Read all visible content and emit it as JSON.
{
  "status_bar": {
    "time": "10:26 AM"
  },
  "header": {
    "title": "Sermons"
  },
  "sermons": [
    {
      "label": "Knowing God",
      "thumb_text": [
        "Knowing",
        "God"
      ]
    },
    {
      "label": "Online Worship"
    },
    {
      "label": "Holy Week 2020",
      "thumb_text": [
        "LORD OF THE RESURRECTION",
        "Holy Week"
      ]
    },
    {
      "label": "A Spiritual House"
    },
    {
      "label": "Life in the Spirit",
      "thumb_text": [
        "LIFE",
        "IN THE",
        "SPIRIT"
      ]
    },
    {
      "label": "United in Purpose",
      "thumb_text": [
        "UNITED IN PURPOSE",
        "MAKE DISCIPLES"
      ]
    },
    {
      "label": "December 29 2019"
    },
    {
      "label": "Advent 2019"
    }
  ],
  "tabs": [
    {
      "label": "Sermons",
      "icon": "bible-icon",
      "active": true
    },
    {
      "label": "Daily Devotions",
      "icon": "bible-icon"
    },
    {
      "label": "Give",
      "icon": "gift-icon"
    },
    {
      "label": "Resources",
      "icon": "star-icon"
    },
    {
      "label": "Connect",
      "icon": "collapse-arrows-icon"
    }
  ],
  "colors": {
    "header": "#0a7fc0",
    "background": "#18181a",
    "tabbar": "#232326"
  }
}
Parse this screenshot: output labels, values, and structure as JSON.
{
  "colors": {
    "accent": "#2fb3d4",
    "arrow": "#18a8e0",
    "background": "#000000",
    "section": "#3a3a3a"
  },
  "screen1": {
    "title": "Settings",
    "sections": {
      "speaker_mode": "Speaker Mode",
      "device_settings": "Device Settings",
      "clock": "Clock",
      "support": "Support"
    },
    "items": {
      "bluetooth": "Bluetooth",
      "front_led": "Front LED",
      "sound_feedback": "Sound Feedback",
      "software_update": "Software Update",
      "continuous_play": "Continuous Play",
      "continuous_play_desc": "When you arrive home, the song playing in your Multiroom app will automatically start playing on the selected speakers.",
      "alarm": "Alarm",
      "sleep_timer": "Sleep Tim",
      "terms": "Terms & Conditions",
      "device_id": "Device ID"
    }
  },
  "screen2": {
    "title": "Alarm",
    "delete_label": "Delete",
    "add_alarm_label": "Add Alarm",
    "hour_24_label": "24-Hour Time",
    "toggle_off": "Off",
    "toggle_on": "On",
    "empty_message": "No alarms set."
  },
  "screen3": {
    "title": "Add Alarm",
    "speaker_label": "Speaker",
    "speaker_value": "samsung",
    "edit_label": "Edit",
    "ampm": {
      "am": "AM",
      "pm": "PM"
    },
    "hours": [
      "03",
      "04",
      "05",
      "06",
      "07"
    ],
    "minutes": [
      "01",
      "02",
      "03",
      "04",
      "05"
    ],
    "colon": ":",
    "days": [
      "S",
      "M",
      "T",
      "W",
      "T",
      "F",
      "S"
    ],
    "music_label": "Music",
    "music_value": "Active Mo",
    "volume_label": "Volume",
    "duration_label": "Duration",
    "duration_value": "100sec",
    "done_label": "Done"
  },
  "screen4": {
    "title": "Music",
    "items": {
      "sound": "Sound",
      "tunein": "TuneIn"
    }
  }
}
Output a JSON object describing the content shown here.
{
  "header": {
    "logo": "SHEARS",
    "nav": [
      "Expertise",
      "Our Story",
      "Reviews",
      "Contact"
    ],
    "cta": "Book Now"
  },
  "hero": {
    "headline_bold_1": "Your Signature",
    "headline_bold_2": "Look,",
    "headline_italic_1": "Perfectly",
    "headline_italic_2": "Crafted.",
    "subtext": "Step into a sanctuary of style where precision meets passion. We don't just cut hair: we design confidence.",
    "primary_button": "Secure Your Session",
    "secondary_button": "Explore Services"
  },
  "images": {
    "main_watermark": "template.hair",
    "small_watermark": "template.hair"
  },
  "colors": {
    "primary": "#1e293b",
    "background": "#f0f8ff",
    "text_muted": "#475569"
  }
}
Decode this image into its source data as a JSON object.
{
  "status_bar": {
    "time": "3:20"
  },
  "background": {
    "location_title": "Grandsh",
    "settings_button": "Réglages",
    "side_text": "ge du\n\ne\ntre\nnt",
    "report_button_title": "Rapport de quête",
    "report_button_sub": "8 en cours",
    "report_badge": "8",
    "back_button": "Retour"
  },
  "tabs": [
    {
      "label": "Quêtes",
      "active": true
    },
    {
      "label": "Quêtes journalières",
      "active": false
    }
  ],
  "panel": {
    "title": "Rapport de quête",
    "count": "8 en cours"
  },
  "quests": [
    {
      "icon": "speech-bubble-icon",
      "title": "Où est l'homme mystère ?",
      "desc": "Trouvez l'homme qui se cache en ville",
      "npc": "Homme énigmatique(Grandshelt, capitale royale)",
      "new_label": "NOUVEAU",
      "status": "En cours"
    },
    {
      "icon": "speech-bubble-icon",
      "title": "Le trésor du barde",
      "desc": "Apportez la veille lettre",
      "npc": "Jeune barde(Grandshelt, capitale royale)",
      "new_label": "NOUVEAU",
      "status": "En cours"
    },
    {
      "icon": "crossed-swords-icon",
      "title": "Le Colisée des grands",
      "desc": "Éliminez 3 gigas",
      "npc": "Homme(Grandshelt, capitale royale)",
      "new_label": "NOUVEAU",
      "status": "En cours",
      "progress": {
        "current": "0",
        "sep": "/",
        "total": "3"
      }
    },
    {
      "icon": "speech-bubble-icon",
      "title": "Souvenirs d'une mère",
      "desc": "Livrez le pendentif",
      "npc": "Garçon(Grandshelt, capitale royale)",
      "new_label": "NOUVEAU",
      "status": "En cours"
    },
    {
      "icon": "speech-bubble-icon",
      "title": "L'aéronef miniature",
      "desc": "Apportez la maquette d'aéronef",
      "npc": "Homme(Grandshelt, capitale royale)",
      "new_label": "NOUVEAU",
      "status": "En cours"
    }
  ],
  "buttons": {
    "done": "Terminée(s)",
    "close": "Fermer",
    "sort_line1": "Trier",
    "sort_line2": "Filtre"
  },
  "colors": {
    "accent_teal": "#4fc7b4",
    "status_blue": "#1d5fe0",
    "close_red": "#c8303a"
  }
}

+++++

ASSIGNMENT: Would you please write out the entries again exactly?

YOUR RESPONSE:
Read all visible content and emit it as JSON.
{
  "status_bar": {
    "time": "10:26 AM"
  },
  "header": {
    "title": "Sermons"
  },
  "sermons": [
    {
      "label": "Knowing God",
      "thumb_text": [
        "Knowing",
        "God"
      ]
    },
    {
      "label": "Online Worship"
    },
    {
      "label": "Holy Week 2020",
      "thumb_text": [
        "LORD OF THE RESURRECTION",
        "Holy Week"
      ]
    },
    {
      "label": "A Spiritual House"
    },
    {
      "label": "Life in the Spirit",
      "thumb_text": [
        "LIFE",
        "IN THE",
        "SPIRIT"
      ]
    },
    {
      "label": "United in Purpose",
      "thumb_text": [
        "UNITED IN PURPOSE",
        "MAKE DISCIPLES"
      ]
    },
    {
      "label": "December 29 2019"
    },
    {
      "label": "Advent 2019"
    }
  ],
  "tabs": [
    {
      "label": "Sermons",
      "icon": "bible-icon",
      "active": true
    },
    {
      "label": "Daily Devotions",
      "icon": "bible-icon"
    },
    {
      "label": "Give",
      "icon": "gift-icon"
    },
    {
      "label": "Resources",
      "icon": "star-icon"
    },
    {
      "label": "Connect",
      "icon": "collapse-arrows-icon"
    }
  ],
  "colors": {
    "header": "#0a7fc0",
    "background": "#18181a",
    "tabbar": "#232326"
  }
}
Parse this screenshot: output labels, values, and structure as JSON.
{
  "colors": {
    "accent": "#2fb3d4",
    "arrow": "#18a8e0",
    "background": "#000000",
    "section": "#3a3a3a"
  },
  "screen1": {
    "title": "Settings",
    "sections": {
      "speaker_mode": "Speaker Mode",
      "device_settings": "Device Settings",
      "clock": "Clock",
      "support": "Support"
    },
    "items": {
      "bluetooth": "Bluetooth",
      "front_led": "Front LED",
      "sound_feedback": "Sound Feedback",
      "software_update": "Software Update",
      "continuous_play": "Continuous Play",
      "continuous_play_desc": "When you arrive home, the song playing in your Multiroom app will automatically start playing on the selected speakers.",
      "alarm": "Alarm",
      "sleep_timer": "Sleep Tim",
      "terms": "Terms & Conditions",
      "device_id": "Device ID"
    }
  },
  "screen2": {
    "title": "Alarm",
    "delete_label": "Delete",
    "add_alarm_label": "Add Alarm",
    "hour_24_label": "24-Hour Time",
    "toggle_off": "Off",
    "toggle_on": "On",
    "empty_message": "No alarms set."
  },
  "screen3": {
    "title": "Add Alarm",
    "speaker_label": "Speaker",
    "speaker_value": "samsung",
    "edit_label": "Edit",
    "ampm": {
      "am": "AM",
      "pm": "PM"
    },
    "hours": [
      "03",
      "04",
      "05",
      "06",
      "07"
    ],
    "minutes": [
      "01",
      "02",
      "03",
      "04",
      "05"
    ],
    "colon": ":",
    "days": [
      "S",
      "M",
      "T",
      "W",
      "T",
      "F",
      "S"
    ],
    "music_label": "Music",
    "music_value": "Active Mo",
    "volume_label": "Volume",
    "duration_label": "Duration",
    "duration_value": "100sec",
    "done_label": "Done"
  },
  "screen4": {
    "title": "Music",
    "items": {
      "sound": "Sound",
      "tunein": "TuneIn"
    }
  }
}
Output a JSON object describing the content shown here.
{
  "header": {
    "logo": "SHEARS",
    "nav": [
      "Expertise",
      "Our Story",
      "Reviews",
      "Contact"
    ],
    "cta": "Book Now"
  },
  "hero": {
    "headline_bold_1": "Your Signature",
    "headline_bold_2": "Look,",
    "headline_italic_1": "Perfectly",
    "headline_italic_2": "Crafted.",
    "subtext": "Step into a sanctuary of style where precision meets passion. We don't just cut hair: we design confidence.",
    "primary_button": "Secure Your Session",
    "secondary_button": "Explore Services"
  },
  "images": {
    "main_watermark": "template.hair",
    "small_watermark": "template.hair"
  },
  "colors": {
    "primary": "#1e293b",
    "background": "#f0f8ff",
    "text_muted": "#475569"
  }
}
Decode this image into its source data as a JSON object.
{
  "status_bar": {
    "time": "3:20"
  },
  "background": {
    "location_title": "Grandsh",
    "settings_button": "Réglages",
    "side_text": "ge du\n\ne\ntre\nnt",
    "report_button_title": "Rapport de quête",
    "report_button_sub": "8 en cours",
    "report_badge": "8",
    "back_button": "Retour"
  },
  "tabs": [
    {
      "label": "Quêtes",
      "active": true
    },
    {
      "label": "Quêtes journalières",
      "active": false
    }
  ],
  "panel": {
    "title": "Rapport de quête",
    "count": "8 en cours"
  },
  "quests": [
    {
      "icon": "speech-bubble-icon",
      "title": "Où est l'homme mystère ?",
      "desc": "Trouvez l'homme qui se cache en ville",
      "npc": "Homme énigmatique(Grandshelt, capitale royale)",
      "new_label": "NOUVEAU",
      "status": "En cours"
    },
    {
      "icon": "speech-bubble-icon",
      "title": "Le trésor du barde",
      "desc": "Apportez la veille lettre",
      "npc": "Jeune barde(Grandshelt, capitale royale)",
      "new_label": "NOUVEAU",
      "status": "En cours"
    },
    {
      "icon": "crossed-swords-icon",
      "title": "Le Colisée des grands",
      "desc": "Éliminez 3 gigas",
      "npc": "Homme(Grandshelt, capitale royale)",
      "new_label": "NOUVEAU",
      "status": "En cours",
      "progress": {
        "current": "0",
        "sep": "/",
        "total": "3"
      }
    },
    {
      "icon": "speech-bubble-icon",
      "title": "Souvenirs d'une mère",
      "desc": "Livrez le pendentif",
      "npc": "Garçon(Grandshelt, capitale royale)",
      "new_label": "NOUVEAU",
      "status": "En cours"
    },
    {
      "icon": "speech-bubble-icon",
      "title": "L'aéronef miniature",
      "desc": "Apportez la maquette d'aéronef",
      "npc": "Homme(Grandshelt, capitale royale)",
      "new_label": "NOUVEAU",
      "status": "En cours"
    }
  ],
  "buttons": {
    "done": "Terminée(s)",
    "close": "Fermer",
    "sort_line1": "Trier",
    "sort_line2": "Filtre"
  },
  "colors": {
    "accent_teal": "#4fc7b4",
    "status_blue": "#1d5fe0",
    "close_red": "#c8303a"
  }
}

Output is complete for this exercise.